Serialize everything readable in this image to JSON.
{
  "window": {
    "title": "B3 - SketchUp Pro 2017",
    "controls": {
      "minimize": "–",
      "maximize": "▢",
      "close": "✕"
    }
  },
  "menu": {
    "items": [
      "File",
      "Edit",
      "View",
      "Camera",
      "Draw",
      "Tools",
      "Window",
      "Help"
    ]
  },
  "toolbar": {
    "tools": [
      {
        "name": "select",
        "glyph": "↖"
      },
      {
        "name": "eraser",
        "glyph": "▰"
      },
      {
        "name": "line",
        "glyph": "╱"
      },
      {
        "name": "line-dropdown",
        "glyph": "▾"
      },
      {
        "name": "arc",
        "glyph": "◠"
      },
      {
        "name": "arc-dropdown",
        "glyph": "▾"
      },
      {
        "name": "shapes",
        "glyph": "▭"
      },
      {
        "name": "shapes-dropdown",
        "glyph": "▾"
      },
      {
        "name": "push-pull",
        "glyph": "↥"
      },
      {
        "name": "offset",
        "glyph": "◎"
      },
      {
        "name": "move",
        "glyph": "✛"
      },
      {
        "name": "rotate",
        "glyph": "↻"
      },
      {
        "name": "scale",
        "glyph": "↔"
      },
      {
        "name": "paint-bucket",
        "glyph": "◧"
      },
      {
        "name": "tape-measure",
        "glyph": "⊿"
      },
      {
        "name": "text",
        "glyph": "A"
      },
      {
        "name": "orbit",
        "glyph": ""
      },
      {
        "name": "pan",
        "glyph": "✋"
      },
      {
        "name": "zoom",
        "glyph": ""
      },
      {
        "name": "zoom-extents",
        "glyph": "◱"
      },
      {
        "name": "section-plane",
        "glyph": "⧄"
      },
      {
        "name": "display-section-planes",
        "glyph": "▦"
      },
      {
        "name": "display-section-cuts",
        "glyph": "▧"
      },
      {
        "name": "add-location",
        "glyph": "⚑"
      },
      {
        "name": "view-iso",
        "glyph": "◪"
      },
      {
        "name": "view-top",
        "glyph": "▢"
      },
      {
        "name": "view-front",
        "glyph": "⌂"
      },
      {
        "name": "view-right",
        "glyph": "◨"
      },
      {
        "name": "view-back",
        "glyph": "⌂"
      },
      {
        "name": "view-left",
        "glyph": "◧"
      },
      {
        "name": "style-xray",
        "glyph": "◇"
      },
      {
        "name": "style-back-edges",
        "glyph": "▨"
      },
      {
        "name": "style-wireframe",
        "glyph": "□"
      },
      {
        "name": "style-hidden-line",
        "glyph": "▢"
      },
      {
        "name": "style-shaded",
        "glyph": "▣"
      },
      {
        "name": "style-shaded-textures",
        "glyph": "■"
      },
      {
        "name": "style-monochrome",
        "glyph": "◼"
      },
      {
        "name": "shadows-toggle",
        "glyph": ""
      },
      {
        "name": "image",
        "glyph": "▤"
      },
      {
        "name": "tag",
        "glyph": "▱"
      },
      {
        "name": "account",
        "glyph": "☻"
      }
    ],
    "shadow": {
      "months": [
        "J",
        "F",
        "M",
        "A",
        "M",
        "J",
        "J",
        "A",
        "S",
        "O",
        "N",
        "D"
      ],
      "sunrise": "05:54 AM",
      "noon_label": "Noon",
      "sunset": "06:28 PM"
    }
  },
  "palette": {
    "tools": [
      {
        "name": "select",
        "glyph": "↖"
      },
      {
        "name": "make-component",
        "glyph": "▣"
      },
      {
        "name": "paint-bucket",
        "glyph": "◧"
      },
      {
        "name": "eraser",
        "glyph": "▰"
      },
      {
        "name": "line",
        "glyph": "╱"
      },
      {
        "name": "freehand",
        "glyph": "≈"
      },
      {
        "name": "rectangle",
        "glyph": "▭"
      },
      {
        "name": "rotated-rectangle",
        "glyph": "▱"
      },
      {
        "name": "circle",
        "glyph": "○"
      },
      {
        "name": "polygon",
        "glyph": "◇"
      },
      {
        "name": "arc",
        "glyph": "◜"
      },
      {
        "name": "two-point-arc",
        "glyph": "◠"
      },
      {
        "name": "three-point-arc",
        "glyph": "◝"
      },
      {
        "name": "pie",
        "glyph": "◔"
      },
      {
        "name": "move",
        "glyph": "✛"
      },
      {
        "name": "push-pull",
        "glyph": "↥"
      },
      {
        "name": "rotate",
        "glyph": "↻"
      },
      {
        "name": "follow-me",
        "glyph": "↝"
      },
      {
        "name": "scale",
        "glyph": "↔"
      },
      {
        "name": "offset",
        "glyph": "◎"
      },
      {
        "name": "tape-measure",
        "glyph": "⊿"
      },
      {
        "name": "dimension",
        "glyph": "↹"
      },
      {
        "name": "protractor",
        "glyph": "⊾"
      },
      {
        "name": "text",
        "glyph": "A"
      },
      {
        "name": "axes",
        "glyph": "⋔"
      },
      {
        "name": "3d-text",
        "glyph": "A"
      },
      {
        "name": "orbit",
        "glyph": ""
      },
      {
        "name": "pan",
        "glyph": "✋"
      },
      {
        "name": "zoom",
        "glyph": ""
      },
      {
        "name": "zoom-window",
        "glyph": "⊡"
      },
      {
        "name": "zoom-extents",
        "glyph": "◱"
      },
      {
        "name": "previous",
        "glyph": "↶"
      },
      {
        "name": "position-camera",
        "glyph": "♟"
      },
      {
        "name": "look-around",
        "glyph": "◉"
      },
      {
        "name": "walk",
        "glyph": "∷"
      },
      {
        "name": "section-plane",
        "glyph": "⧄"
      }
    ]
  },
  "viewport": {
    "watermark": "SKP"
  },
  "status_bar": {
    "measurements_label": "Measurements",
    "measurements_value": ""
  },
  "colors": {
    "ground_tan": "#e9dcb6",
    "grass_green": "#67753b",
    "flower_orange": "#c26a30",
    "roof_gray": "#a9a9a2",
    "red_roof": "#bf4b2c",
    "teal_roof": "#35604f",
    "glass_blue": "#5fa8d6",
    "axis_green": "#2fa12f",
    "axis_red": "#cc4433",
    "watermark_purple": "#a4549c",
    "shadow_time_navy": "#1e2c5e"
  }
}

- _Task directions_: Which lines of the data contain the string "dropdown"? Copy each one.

- _Exercise answer_:
        "name": "line-dropdown",
        "name": "arc-dropdown",
        "name": "shapes-dropdown",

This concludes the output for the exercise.